There is an innordinate and irrational fear about privacy that drives FUD mongering stories. One way to tell is that the stories are often hyperbolic, exagerated, and even blatantly wrong. Ed Bott illustrates the phenomena in regards to the recent NSA PRISM stories.
“That absence of an independent tech check means both publications got the story wrong, as subsequent reporting by other journalists with experience in these topics has confirmed. These are not trivial details, nor is this a matter of semantics. We’re not quibbling over words. If you don’t understand the technical workings of these surveillance programs, you can’t understand whether they’re working as intended, you can’t identify where the government has overstepped its bounds, and you can’t intelligently debate the proper response. The fact that the government has maintained rigid secrecy compounds the problem.”
Who cares is a source is giving away classified and secret information? Who cares if large tech companies get slandered?
“The system described in the PRISM presentation appears to be an automated way to process those FBI and NSA requests. It’s clearly not an open doorway into any of those companies’ servers, as The Guardian and the Post originally alleged.
The nine companies listed in the PRISM slide deck are there because they offer widely used communication services, most of them free.
The botched reporting by the Guardian and the Post means that millions of readers directed their anger at a handful of big companies that were unfairly accused of selling out their customers to the national security apparatus. The reality is that if NSA surveillance is indeed overstepping its bounds, those companies are victims, not willing participants.”

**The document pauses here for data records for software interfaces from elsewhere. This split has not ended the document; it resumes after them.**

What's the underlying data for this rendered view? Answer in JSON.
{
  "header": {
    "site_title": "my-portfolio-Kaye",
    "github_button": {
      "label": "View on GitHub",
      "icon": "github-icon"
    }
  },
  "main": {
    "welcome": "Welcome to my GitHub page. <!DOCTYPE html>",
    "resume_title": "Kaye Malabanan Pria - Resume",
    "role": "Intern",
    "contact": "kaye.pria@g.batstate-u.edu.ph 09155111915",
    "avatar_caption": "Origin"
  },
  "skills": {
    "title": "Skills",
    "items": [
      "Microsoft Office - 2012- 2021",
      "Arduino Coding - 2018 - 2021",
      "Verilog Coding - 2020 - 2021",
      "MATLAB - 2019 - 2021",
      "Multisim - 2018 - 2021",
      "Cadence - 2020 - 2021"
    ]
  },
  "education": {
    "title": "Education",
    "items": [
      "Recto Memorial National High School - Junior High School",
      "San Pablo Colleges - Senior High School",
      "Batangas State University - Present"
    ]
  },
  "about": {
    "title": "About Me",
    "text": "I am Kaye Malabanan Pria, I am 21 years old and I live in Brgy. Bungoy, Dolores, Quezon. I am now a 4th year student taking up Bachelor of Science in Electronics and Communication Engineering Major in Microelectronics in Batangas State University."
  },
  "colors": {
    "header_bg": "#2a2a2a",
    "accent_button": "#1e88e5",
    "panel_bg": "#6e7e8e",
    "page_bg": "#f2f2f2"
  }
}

Anything for a good story, it seems, especially if it trashes the U.S. and large corporate entities. After all, 9/11 and the Boston Bombing were just minor criminal activities and there is no ‘war on terror’ or global ideological conflict laced with significant violence against the innocent.